It was emblematic of how passionate are Swedish mezzo Anne Sophie von Otter and the associates with whom she has worked with on the music from Terezin concentration camp - pianist Bengt Forsberg, violinist Daniel Hope, and Bebe Risenfors on guitar, accordion, double bass, and hi-hat cymbals - that Forsberg's fist-shaking at the end of one of Victor Ullman's art songs was entirely in the spirit of this moving recital.

Celebrating the astonishing creative courage of the composers and performers who were permitted their "Leisure Time Activities" so that the Nazis might obscure the reality of Holocaust requires the sort of range of expression that von Otter has. Because while Ullman, Pavel Haas and Erwin Schulhoff were major contemporary composers whose work sounds very much at the cutting edge of the mid-20th century, Karel Svenk's music sits somewhere between Weimar cabaret and a barn dance (with a distinct similarity to Jimmy Shand at times) and young Robert Dauber's sole surviving piece, a Violin Sonata preceded by an affecting poem, is almost Palm Court.

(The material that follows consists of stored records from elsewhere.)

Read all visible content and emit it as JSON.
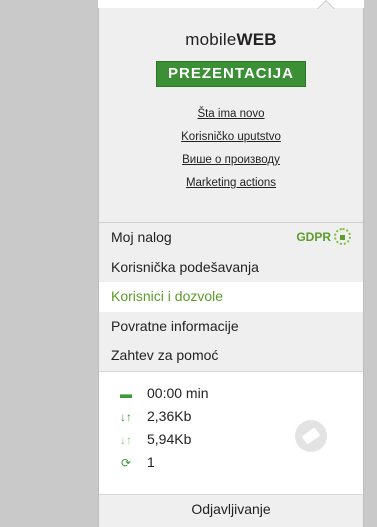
{
  "header": {
    "logo_plain": "mobile",
    "logo_bold": "WEB",
    "presentation_label": "PREZENTACIJA"
  },
  "links": [
    "Šta ima novo",
    "Korisničko uputstvo",
    "Више о производу",
    "Marketing actions"
  ],
  "menu": {
    "account": "Moj nalog",
    "gdpr": "GDPR",
    "user_settings": "Korisnička podešavanja",
    "users_permissions": "Korisnici i dozvole",
    "feedback": "Povratne informacije",
    "help": "Zahtev za pomoć"
  },
  "stats": {
    "time": "00:00 min",
    "download": "2,36Kb",
    "upload": "5,94Kb",
    "sync_count": "1"
  },
  "footer": {
    "logout": "Odjavljivanje"
  },
  "colors": {
    "accent_green": "#3b8f35",
    "active_text": "#5b9c2a",
    "backdrop": "#c9c9c9"
  }
}
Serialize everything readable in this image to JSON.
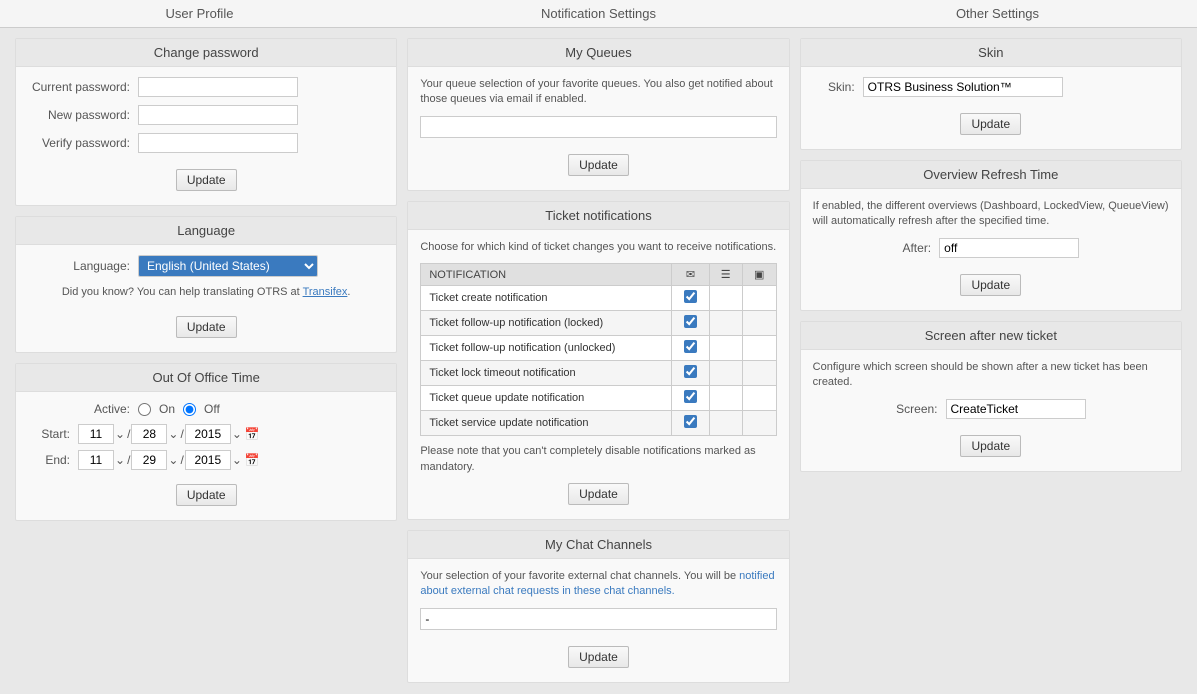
{
  "columns": {
    "user_profile": "User Profile",
    "notification_settings": "Notification Settings",
    "other_settings": "Other Settings"
  },
  "user_profile": {
    "change_password": {
      "title": "Change password",
      "current_password_label": "Current password:",
      "new_password_label": "New password:",
      "verify_password_label": "Verify password:",
      "update_button": "Update"
    },
    "language": {
      "title": "Language",
      "language_label": "Language:",
      "language_value": "English (United States)",
      "info_text": "Did you know? You can help translating OTRS at Transifex.",
      "transifex_link": "Transifex",
      "update_button": "Update"
    },
    "out_of_office": {
      "title": "Out Of Office Time",
      "active_label": "Active:",
      "on_label": "On",
      "off_label": "Off",
      "start_label": "Start:",
      "start_month": "11",
      "start_day": "28",
      "start_year": "2015",
      "end_label": "End:",
      "end_month": "11",
      "end_day": "29",
      "end_year": "2015",
      "update_button": "Update"
    }
  },
  "notification_settings": {
    "my_queues": {
      "title": "My Queues",
      "info_text": "Your queue selection of your favorite queues. You also get notified about those queues via email if enabled.",
      "update_button": "Update"
    },
    "ticket_notifications": {
      "title": "Ticket notifications",
      "info_text": "Choose for which kind of ticket changes you want to receive notifications.",
      "col_notification": "NOTIFICATION",
      "col_email_icon": "✉",
      "col_list_icon": "☰",
      "col_phone_icon": "▣",
      "rows": [
        {
          "label": "Ticket create notification",
          "email": true,
          "list": false,
          "phone": false
        },
        {
          "label": "Ticket follow-up notification (locked)",
          "email": true,
          "list": false,
          "phone": false
        },
        {
          "label": "Ticket follow-up notification (unlocked)",
          "email": true,
          "list": false,
          "phone": false
        },
        {
          "label": "Ticket lock timeout notification",
          "email": true,
          "list": false,
          "phone": false
        },
        {
          "label": "Ticket queue update notification",
          "email": true,
          "list": false,
          "phone": false
        },
        {
          "label": "Ticket service update notification",
          "email": true,
          "list": false,
          "phone": false
        }
      ],
      "note_text": "Please note that you can't completely disable notifications marked as mandatory.",
      "update_button": "Update"
    },
    "my_chat_channels": {
      "title": "My Chat Channels",
      "info_text": "Your selection of your favorite external chat channels. You will be notified about external chat requests in these chat channels.",
      "chat_placeholder": "-",
      "update_button": "Update"
    }
  },
  "other_settings": {
    "skin": {
      "title": "Skin",
      "skin_label": "Skin:",
      "skin_value": "OTRS Business Solution™",
      "update_button": "Update"
    },
    "overview_refresh": {
      "title": "Overview Refresh Time",
      "info_text": "If enabled, the different overviews (Dashboard, LockedView, QueueView) will automatically refresh after the specified time.",
      "after_label": "After:",
      "after_value": "off",
      "update_button": "Update"
    },
    "screen_after_ticket": {
      "title": "Screen after new ticket",
      "info_text": "Configure which screen should be shown after a new ticket has been created.",
      "screen_label": "Screen:",
      "screen_value": "CreateTicket",
      "update_button": "Update"
    }
  }
}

But after many years promoting this repertoire and the stories behind it, these musicians can both attempt to recreate what the concerts may have been like, by segueing from Schulhoff into Bach, and underline the grim reality of their situation by closing with the lullaby that poet and songwriter Ilse Weber reportedly sang to the children as they were led to the gas chamber. That one son escaped before war broke out and lived later in Stockholm is clearly a significant link for the soprano.